WHAT IS NEEDED:
Return the entries below verbatim. Pictures stay out.

MATERIAL FOR THIS TASK:

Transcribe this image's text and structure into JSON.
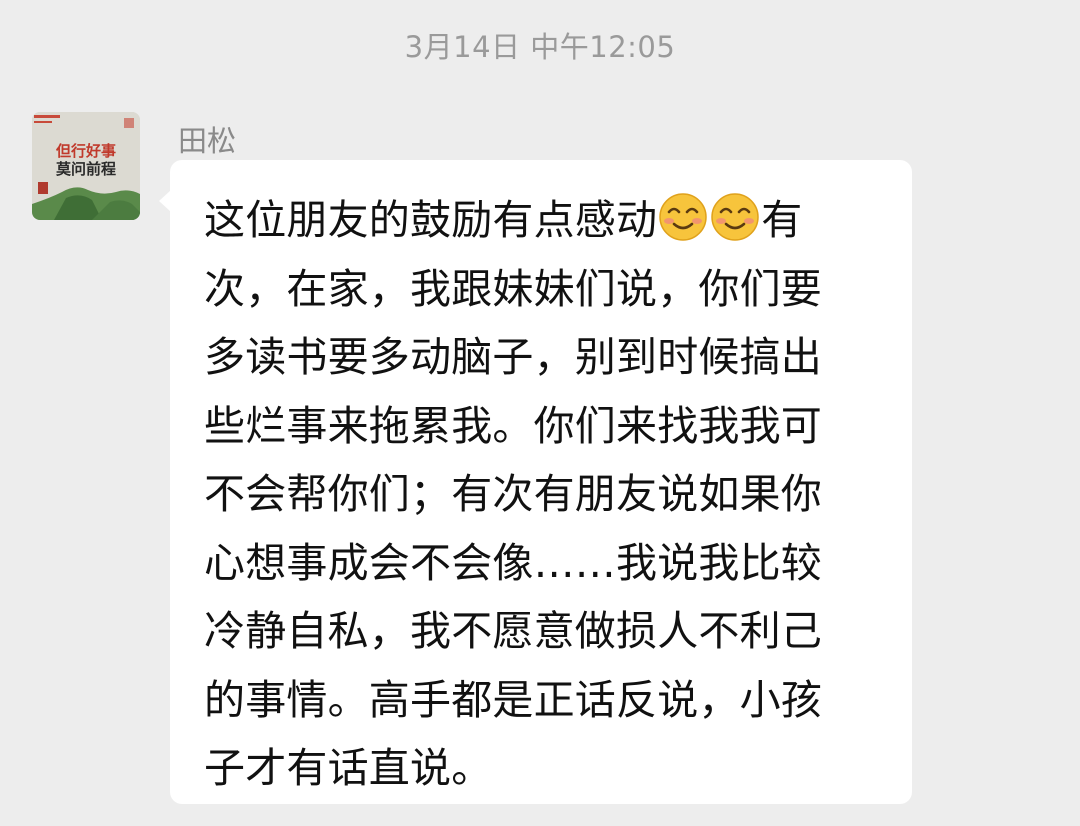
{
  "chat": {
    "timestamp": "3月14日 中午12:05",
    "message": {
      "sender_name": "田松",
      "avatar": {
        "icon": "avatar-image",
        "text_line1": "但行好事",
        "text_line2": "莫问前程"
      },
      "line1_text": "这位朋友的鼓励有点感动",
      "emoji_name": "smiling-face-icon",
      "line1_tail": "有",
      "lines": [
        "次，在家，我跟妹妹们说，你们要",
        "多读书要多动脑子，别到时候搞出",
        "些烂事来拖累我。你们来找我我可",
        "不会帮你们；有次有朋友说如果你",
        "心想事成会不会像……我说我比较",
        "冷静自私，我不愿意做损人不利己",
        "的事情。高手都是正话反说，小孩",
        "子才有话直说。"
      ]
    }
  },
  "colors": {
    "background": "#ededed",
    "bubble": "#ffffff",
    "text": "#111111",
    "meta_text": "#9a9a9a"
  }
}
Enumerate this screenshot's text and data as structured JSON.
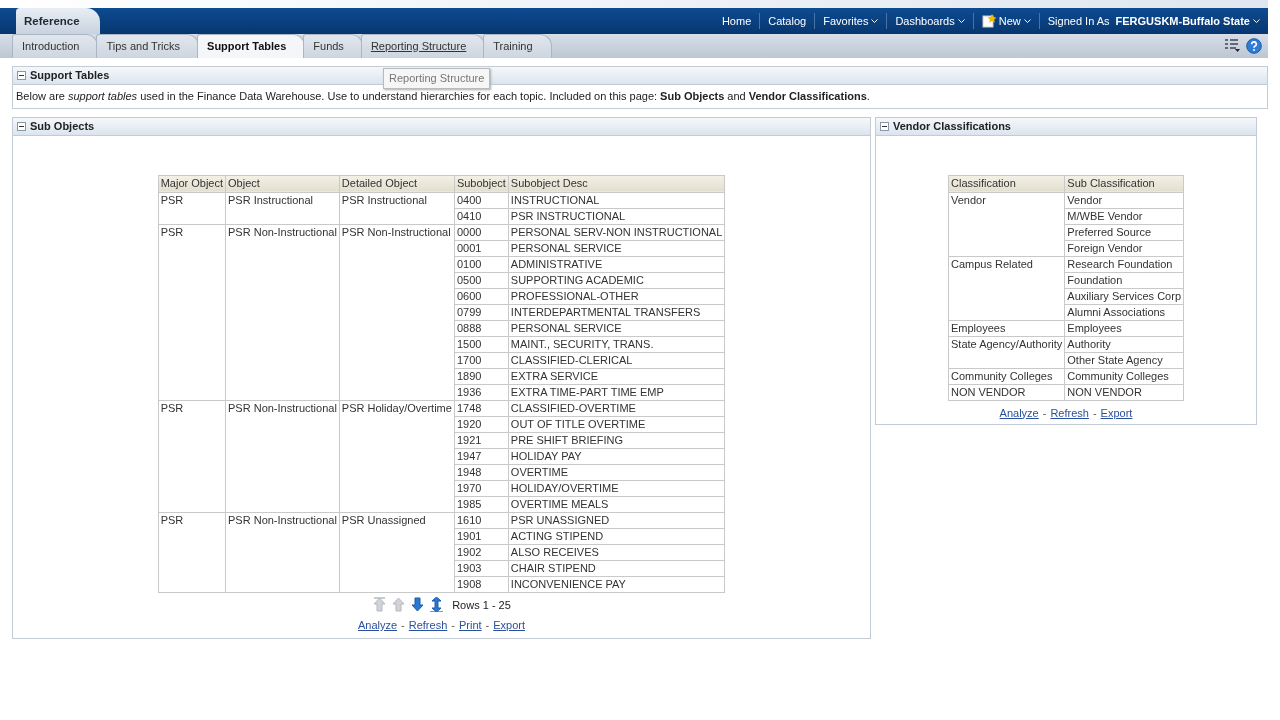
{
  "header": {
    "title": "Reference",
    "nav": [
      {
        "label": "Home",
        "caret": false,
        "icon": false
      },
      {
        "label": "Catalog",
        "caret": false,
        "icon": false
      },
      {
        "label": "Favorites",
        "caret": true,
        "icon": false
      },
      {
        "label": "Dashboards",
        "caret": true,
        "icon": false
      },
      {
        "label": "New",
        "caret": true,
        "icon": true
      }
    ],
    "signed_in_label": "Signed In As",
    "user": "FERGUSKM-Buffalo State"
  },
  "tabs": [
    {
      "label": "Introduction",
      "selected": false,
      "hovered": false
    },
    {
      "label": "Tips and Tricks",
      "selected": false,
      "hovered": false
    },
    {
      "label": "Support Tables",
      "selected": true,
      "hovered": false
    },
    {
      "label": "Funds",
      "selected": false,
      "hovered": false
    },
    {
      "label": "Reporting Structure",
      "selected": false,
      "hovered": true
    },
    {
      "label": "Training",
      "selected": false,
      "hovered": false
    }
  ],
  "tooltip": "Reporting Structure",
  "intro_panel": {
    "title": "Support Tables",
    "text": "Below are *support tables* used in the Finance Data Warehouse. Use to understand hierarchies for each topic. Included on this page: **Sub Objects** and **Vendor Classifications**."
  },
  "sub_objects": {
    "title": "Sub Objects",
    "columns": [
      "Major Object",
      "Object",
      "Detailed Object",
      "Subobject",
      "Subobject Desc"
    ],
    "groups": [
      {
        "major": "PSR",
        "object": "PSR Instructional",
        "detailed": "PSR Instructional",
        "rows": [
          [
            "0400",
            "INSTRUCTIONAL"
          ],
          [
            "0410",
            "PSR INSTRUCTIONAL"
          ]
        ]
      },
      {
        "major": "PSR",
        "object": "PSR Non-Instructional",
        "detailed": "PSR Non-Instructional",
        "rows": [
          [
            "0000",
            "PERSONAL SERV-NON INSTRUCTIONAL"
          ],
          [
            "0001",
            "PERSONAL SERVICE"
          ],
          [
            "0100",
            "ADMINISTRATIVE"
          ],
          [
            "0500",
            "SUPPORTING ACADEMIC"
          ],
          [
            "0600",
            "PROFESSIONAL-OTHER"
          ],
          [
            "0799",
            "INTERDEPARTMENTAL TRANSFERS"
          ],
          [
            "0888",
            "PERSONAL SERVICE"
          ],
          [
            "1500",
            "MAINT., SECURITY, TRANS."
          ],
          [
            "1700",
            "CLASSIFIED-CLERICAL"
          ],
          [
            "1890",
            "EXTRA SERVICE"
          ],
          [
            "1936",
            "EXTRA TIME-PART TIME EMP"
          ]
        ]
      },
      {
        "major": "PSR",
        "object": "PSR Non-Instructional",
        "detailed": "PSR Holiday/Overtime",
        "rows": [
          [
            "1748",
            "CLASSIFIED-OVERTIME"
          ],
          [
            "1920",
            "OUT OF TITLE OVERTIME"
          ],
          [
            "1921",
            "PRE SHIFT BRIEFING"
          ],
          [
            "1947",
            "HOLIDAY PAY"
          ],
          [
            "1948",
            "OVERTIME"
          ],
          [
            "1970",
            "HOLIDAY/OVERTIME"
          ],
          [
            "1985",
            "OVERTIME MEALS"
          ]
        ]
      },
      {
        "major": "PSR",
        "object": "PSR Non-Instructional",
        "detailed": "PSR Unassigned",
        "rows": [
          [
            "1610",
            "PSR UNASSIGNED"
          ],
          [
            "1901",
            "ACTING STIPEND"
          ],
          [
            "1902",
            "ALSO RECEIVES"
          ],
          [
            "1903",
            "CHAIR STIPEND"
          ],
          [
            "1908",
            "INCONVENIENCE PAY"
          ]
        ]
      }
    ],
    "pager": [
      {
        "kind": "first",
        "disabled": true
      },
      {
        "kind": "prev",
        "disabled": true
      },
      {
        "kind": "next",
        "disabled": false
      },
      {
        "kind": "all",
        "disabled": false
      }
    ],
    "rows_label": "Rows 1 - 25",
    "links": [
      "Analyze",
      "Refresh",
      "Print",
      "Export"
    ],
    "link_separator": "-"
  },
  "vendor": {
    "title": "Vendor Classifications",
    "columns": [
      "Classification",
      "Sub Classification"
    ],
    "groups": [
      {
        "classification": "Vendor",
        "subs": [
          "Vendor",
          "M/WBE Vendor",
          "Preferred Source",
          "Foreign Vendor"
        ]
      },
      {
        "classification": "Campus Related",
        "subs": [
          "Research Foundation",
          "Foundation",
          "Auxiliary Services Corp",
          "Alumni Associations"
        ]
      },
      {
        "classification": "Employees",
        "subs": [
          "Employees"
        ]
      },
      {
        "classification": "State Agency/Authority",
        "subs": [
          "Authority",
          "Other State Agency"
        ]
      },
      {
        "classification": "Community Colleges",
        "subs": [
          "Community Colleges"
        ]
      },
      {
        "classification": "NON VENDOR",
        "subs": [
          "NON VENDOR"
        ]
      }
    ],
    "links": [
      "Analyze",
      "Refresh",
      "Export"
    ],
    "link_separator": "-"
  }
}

RESPONSE AREA:
Transcribe this image's text and structure into JSON.
{
  "chat": {
    "timestamp": "3月14日 中午12:05",
    "message": {
      "sender_name": "田松",
      "avatar": {
        "icon": "avatar-image",
        "text_line1": "但行好事",
        "text_line2": "莫问前程"
      },
      "line1_text": "这位朋友的鼓励有点感动",
      "emoji_name": "smiling-face-icon",
      "line1_tail": "有",
      "lines": [
        "次，在家，我跟妹妹们说，你们要",
        "多读书要多动脑子，别到时候搞出",
        "些烂事来拖累我。你们来找我我可",
        "不会帮你们；有次有朋友说如果你",
        "心想事成会不会像……我说我比较",
        "冷静自私，我不愿意做损人不利己",
        "的事情。高手都是正话反说，小孩",
        "子才有话直说。"
      ]
    }
  },
  "colors": {
    "background": "#ededed",
    "bubble": "#ffffff",
    "text": "#111111",
    "meta_text": "#9a9a9a"
  }
}
Enumerate this screenshot's text and data as structured JSON.
{
  "header": {
    "title": "Reference",
    "nav": [
      {
        "label": "Home",
        "caret": false,
        "icon": false
      },
      {
        "label": "Catalog",
        "caret": false,
        "icon": false
      },
      {
        "label": "Favorites",
        "caret": true,
        "icon": false
      },
      {
        "label": "Dashboards",
        "caret": true,
        "icon": false
      },
      {
        "label": "New",
        "caret": true,
        "icon": true
      }
    ],
    "signed_in_label": "Signed In As",
    "user": "FERGUSKM-Buffalo State"
  },
  "tabs": [
    {
      "label": "Introduction",
      "selected": false,
      "hovered": false
    },
    {
      "label": "Tips and Tricks",
      "selected": false,
      "hovered": false
    },
    {
      "label": "Support Tables",
      "selected": true,
      "hovered": false
    },
    {
      "label": "Funds",
      "selected": false,
      "hovered": false
    },
    {
      "label": "Reporting Structure",
      "selected": false,
      "hovered": true
    },
    {
      "label": "Training",
      "selected": false,
      "hovered": false
    }
  ],
  "tooltip": "Reporting Structure",
  "intro_panel": {
    "title": "Support Tables",
    "text": "Below are *support tables* used in the Finance Data Warehouse. Use to understand hierarchies for each topic. Included on this page: **Sub Objects** and **Vendor Classifications**."
  },
  "sub_objects": {
    "title": "Sub Objects",
    "columns": [
      "Major Object",
      "Object",
      "Detailed Object",
      "Subobject",
      "Subobject Desc"
    ],
    "groups": [
      {
        "major": "PSR",
        "object": "PSR Instructional",
        "detailed": "PSR Instructional",
        "rows": [
          [
            "0400",
            "INSTRUCTIONAL"
          ],
          [
            "0410",
            "PSR INSTRUCTIONAL"
          ]
        ]
      },
      {
        "major": "PSR",
        "object": "PSR Non-Instructional",
        "detailed": "PSR Non-Instructional",
        "rows": [
          [
            "0000",
            "PERSONAL SERV-NON INSTRUCTIONAL"
          ],
          [
            "0001",
            "PERSONAL SERVICE"
          ],
          [
            "0100",
            "ADMINISTRATIVE"
          ],
          [
            "0500",
            "SUPPORTING ACADEMIC"
          ],
          [
            "0600",
            "PROFESSIONAL-OTHER"
          ],
          [
            "0799",
            "INTERDEPARTMENTAL TRANSFERS"
          ],
          [
            "0888",
            "PERSONAL SERVICE"
          ],
          [
            "1500",
            "MAINT., SECURITY, TRANS."
          ],
          [
            "1700",
            "CLASSIFIED-CLERICAL"
          ],
          [
            "1890",
            "EXTRA SERVICE"
          ],
          [
            "1936",
            "EXTRA TIME-PART TIME EMP"
          ]
        ]
      },
      {
        "major": "PSR",
        "object": "PSR Non-Instructional",
        "detailed": "PSR Holiday/Overtime",
        "rows": [
          [
            "1748",
            "CLASSIFIED-OVERTIME"
          ],
          [
            "1920",
            "OUT OF TITLE OVERTIME"
          ],
          [
            "1921",
            "PRE SHIFT BRIEFING"
          ],
          [
            "1947",
            "HOLIDAY PAY"
          ],
          [
            "1948",
            "OVERTIME"
          ],
          [
            "1970",
            "HOLIDAY/OVERTIME"
          ],
          [
            "1985",
            "OVERTIME MEALS"
          ]
        ]
      },
      {
        "major": "PSR",
        "object": "PSR Non-Instructional",
        "detailed": "PSR Unassigned",
        "rows": [
          [
            "1610",
            "PSR UNASSIGNED"
          ],
          [
            "1901",
            "ACTING STIPEND"
          ],
          [
            "1902",
            "ALSO RECEIVES"
          ],
          [
            "1903",
            "CHAIR STIPEND"
          ],
          [
            "1908",
            "INCONVENIENCE PAY"
          ]
        ]
      }
    ],
    "pager": [
      {
        "kind": "first",
        "disabled": true
      },
      {
        "kind": "prev",
        "disabled": true
      },
      {
        "kind": "next",
        "disabled": false
      },
      {
        "kind": "all",
        "disabled": false
      }
    ],
    "rows_label": "Rows 1 - 25",
    "links": [
      "Analyze",
      "Refresh",
      "Print",
      "Export"
    ],
    "link_separator": "-"
  },
  "vendor": {
    "title": "Vendor Classifications",
    "columns": [
      "Classification",
      "Sub Classification"
    ],
    "groups": [
      {
        "classification": "Vendor",
        "subs": [
          "Vendor",
          "M/WBE Vendor",
          "Preferred Source",
          "Foreign Vendor"
        ]
      },
      {
        "classification": "Campus Related",
        "subs": [
          "Research Foundation",
          "Foundation",
          "Auxiliary Services Corp",
          "Alumni Associations"
        ]
      },
      {
        "classification": "Employees",
        "subs": [
          "Employees"
        ]
      },
      {
        "classification": "State Agency/Authority",
        "subs": [
          "Authority",
          "Other State Agency"
        ]
      },
      {
        "classification": "Community Colleges",
        "subs": [
          "Community Colleges"
        ]
      },
      {
        "classification": "NON VENDOR",
        "subs": [
          "NON VENDOR"
        ]
      }
    ],
    "links": [
      "Analyze",
      "Refresh",
      "Export"
    ],
    "link_separator": "-"
  }
}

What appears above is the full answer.